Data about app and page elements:
--- --- ---

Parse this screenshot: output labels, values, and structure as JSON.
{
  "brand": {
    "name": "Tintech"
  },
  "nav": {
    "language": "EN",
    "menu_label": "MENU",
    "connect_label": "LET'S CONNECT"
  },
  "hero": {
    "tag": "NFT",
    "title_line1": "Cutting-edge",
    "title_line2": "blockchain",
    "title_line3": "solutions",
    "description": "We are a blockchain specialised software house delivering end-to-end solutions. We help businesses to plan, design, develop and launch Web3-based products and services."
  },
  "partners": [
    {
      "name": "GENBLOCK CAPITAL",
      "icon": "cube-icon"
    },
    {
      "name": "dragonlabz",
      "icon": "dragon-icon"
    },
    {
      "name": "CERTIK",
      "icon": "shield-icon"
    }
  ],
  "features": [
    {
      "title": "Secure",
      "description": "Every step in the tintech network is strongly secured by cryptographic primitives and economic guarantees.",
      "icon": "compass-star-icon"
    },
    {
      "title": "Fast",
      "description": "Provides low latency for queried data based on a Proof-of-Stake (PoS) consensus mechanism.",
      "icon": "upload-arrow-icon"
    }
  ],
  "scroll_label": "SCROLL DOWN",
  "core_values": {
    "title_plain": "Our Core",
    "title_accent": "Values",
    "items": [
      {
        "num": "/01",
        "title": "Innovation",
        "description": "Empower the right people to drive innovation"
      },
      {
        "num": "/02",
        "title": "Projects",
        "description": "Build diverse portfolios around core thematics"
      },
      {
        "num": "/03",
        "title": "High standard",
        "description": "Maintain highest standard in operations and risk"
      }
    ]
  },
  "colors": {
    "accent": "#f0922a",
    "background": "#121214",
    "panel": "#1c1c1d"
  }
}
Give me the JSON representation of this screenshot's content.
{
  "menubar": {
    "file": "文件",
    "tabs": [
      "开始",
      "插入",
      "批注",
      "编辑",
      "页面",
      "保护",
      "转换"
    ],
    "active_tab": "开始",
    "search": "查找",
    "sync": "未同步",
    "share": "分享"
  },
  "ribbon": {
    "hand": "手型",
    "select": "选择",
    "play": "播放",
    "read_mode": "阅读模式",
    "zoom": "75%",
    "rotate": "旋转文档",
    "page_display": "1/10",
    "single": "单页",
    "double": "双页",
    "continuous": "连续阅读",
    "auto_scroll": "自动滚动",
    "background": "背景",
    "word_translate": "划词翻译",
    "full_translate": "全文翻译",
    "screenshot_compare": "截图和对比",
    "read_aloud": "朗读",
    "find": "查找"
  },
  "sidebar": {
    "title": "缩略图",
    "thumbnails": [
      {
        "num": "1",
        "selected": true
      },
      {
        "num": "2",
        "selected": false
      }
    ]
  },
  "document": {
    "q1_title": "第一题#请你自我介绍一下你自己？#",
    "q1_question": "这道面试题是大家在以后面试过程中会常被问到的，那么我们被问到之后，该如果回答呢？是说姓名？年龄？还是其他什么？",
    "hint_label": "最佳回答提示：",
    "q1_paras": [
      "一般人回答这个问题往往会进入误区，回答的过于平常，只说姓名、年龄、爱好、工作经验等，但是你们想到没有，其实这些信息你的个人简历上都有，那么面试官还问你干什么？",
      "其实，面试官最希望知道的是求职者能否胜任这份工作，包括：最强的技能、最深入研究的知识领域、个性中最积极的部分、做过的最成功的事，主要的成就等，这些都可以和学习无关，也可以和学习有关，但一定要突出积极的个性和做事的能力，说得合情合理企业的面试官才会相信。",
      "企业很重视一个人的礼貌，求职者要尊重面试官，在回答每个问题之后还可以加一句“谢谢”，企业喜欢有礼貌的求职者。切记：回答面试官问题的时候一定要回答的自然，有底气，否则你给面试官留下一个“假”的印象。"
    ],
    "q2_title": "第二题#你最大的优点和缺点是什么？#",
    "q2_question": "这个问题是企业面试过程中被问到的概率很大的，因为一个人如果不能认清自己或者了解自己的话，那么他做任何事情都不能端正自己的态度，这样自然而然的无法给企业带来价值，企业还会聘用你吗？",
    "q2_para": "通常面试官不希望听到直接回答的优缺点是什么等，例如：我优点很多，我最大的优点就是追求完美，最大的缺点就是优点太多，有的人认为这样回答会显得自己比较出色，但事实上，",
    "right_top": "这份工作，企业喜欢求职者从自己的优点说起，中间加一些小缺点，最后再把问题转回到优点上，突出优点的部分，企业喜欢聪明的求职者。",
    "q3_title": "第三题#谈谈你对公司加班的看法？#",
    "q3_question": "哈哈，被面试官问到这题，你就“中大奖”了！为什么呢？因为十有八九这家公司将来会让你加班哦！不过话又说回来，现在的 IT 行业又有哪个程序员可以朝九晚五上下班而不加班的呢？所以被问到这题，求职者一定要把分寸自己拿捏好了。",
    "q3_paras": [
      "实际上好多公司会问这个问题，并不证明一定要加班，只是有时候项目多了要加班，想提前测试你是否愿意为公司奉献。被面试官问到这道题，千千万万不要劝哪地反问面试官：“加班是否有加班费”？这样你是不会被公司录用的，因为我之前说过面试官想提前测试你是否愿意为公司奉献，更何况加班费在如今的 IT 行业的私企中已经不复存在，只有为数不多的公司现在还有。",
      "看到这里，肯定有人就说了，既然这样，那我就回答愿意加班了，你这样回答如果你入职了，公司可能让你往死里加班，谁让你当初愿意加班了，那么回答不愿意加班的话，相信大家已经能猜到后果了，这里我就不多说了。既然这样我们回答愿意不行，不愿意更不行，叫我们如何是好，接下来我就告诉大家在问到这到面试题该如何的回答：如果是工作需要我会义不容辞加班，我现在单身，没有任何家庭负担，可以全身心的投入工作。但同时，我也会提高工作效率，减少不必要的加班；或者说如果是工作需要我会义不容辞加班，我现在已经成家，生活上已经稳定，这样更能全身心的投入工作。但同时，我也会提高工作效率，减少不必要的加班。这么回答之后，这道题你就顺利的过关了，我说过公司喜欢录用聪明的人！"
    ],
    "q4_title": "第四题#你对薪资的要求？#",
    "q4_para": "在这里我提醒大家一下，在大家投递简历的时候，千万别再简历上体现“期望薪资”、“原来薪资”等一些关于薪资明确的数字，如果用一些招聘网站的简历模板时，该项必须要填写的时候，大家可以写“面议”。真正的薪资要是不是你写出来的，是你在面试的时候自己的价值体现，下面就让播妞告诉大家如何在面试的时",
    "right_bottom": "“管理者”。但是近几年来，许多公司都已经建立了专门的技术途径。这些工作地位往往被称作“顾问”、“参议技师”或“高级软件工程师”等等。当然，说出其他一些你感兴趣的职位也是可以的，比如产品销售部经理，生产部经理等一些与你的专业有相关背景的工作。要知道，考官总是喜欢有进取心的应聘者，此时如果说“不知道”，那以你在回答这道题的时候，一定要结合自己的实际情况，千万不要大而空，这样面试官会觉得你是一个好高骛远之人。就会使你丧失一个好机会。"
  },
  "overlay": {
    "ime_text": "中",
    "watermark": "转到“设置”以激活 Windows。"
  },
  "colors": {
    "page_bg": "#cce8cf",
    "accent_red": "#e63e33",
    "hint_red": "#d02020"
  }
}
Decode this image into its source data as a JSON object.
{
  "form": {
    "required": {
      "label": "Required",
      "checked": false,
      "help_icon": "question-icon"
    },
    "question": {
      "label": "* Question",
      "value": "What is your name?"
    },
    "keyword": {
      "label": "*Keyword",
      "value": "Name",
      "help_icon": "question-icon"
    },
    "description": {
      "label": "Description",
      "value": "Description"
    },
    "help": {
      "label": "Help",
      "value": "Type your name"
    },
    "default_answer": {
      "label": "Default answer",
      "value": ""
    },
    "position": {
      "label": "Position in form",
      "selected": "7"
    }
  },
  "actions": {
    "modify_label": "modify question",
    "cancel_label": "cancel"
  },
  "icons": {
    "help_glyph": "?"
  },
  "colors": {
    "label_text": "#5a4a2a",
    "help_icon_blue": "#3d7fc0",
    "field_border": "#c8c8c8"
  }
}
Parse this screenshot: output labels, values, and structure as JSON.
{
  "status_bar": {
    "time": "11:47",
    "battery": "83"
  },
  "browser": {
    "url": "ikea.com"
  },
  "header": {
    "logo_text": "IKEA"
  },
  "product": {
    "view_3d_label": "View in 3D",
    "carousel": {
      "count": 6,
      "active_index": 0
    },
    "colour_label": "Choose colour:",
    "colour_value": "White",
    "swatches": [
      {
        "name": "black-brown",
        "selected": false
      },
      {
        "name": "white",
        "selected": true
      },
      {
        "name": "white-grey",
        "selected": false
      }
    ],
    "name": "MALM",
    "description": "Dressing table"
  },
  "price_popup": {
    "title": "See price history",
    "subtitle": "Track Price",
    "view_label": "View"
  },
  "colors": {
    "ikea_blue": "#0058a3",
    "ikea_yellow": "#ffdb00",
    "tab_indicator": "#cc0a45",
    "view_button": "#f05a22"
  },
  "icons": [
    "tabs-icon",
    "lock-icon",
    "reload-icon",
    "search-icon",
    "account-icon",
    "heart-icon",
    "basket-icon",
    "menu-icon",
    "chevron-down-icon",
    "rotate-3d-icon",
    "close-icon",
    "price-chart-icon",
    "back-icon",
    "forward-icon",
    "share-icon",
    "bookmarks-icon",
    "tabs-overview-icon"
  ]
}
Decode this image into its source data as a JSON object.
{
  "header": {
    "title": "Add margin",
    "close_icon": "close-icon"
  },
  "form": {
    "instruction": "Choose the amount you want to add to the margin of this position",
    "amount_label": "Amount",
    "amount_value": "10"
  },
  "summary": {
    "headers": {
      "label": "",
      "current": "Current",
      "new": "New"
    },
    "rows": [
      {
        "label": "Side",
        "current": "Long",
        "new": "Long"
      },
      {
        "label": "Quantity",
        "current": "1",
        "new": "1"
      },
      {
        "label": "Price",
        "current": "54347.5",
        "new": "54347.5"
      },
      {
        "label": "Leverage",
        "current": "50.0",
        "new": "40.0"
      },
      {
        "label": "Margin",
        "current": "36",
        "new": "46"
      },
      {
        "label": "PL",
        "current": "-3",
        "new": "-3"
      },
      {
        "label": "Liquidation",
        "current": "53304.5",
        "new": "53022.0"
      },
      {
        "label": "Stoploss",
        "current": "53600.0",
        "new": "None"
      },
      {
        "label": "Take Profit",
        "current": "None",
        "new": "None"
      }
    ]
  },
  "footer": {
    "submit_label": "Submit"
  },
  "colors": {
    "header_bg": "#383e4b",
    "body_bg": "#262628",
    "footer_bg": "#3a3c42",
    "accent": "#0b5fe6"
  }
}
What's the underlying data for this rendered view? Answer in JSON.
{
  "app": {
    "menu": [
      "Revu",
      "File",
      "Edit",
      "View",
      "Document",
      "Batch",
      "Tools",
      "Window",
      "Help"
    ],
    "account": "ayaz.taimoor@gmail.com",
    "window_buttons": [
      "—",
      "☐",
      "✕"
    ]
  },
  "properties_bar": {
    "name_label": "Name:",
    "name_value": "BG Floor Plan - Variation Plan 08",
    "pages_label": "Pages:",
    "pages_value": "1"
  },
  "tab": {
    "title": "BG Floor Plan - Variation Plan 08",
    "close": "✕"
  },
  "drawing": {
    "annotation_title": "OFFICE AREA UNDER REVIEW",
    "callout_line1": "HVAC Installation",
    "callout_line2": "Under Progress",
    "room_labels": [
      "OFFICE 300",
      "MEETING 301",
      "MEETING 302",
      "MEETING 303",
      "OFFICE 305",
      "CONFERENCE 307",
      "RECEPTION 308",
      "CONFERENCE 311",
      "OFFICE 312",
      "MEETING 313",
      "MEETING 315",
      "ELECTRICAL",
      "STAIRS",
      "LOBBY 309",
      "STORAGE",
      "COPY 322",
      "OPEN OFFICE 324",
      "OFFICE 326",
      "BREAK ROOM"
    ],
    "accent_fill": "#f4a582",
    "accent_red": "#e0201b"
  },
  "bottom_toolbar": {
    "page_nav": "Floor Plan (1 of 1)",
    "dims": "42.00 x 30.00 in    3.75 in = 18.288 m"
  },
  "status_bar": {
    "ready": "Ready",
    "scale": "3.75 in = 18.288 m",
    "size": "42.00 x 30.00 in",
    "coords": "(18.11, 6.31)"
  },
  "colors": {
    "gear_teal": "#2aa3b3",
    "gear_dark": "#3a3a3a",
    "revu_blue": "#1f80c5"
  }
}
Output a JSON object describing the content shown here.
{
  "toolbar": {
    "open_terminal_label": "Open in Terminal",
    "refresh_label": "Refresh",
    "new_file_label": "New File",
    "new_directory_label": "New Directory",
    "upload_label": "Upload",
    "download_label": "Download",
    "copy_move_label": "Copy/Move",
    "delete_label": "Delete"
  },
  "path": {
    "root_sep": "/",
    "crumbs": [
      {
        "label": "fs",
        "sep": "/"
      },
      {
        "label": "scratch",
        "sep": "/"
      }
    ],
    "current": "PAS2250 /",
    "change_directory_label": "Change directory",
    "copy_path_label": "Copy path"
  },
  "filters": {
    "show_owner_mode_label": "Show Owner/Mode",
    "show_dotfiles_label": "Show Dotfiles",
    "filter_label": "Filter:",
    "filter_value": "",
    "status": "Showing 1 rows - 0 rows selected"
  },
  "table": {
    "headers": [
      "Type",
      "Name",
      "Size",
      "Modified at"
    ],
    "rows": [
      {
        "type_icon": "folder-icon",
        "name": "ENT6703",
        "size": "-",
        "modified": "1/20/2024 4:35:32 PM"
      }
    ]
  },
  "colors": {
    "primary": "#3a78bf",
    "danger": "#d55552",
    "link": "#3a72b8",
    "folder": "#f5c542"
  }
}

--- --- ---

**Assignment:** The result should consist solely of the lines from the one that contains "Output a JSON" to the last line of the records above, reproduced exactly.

**Answer:**
Output a JSON object describing the content shown here.
{
  "toolbar": {
    "open_terminal_label": "Open in Terminal",
    "refresh_label": "Refresh",
    "new_file_label": "New File",
    "new_directory_label": "New Directory",
    "upload_label": "Upload",
    "download_label": "Download",
    "copy_move_label": "Copy/Move",
    "delete_label": "Delete"
  },
  "path": {
    "root_sep": "/",
    "crumbs": [
      {
        "label": "fs",
        "sep": "/"
      },
      {
        "label": "scratch",
        "sep": "/"
      }
    ],
    "current": "PAS2250 /",
    "change_directory_label": "Change directory",
    "copy_path_label": "Copy path"
  },
  "filters": {
    "show_owner_mode_label": "Show Owner/Mode",
    "show_dotfiles_label": "Show Dotfiles",
    "filter_label": "Filter:",
    "filter_value": "",
    "status": "Showing 1 rows - 0 rows selected"
  },
  "table": {
    "headers": [
      "Type",
      "Name",
      "Size",
      "Modified at"
    ],
    "rows": [
      {
        "type_icon": "folder-icon",
        "name": "ENT6703",
        "size": "-",
        "modified": "1/20/2024 4:35:32 PM"
      }
    ]
  },
  "colors": {
    "primary": "#3a78bf",
    "danger": "#d55552",
    "link": "#3a72b8",
    "folder": "#f5c542"
  }
}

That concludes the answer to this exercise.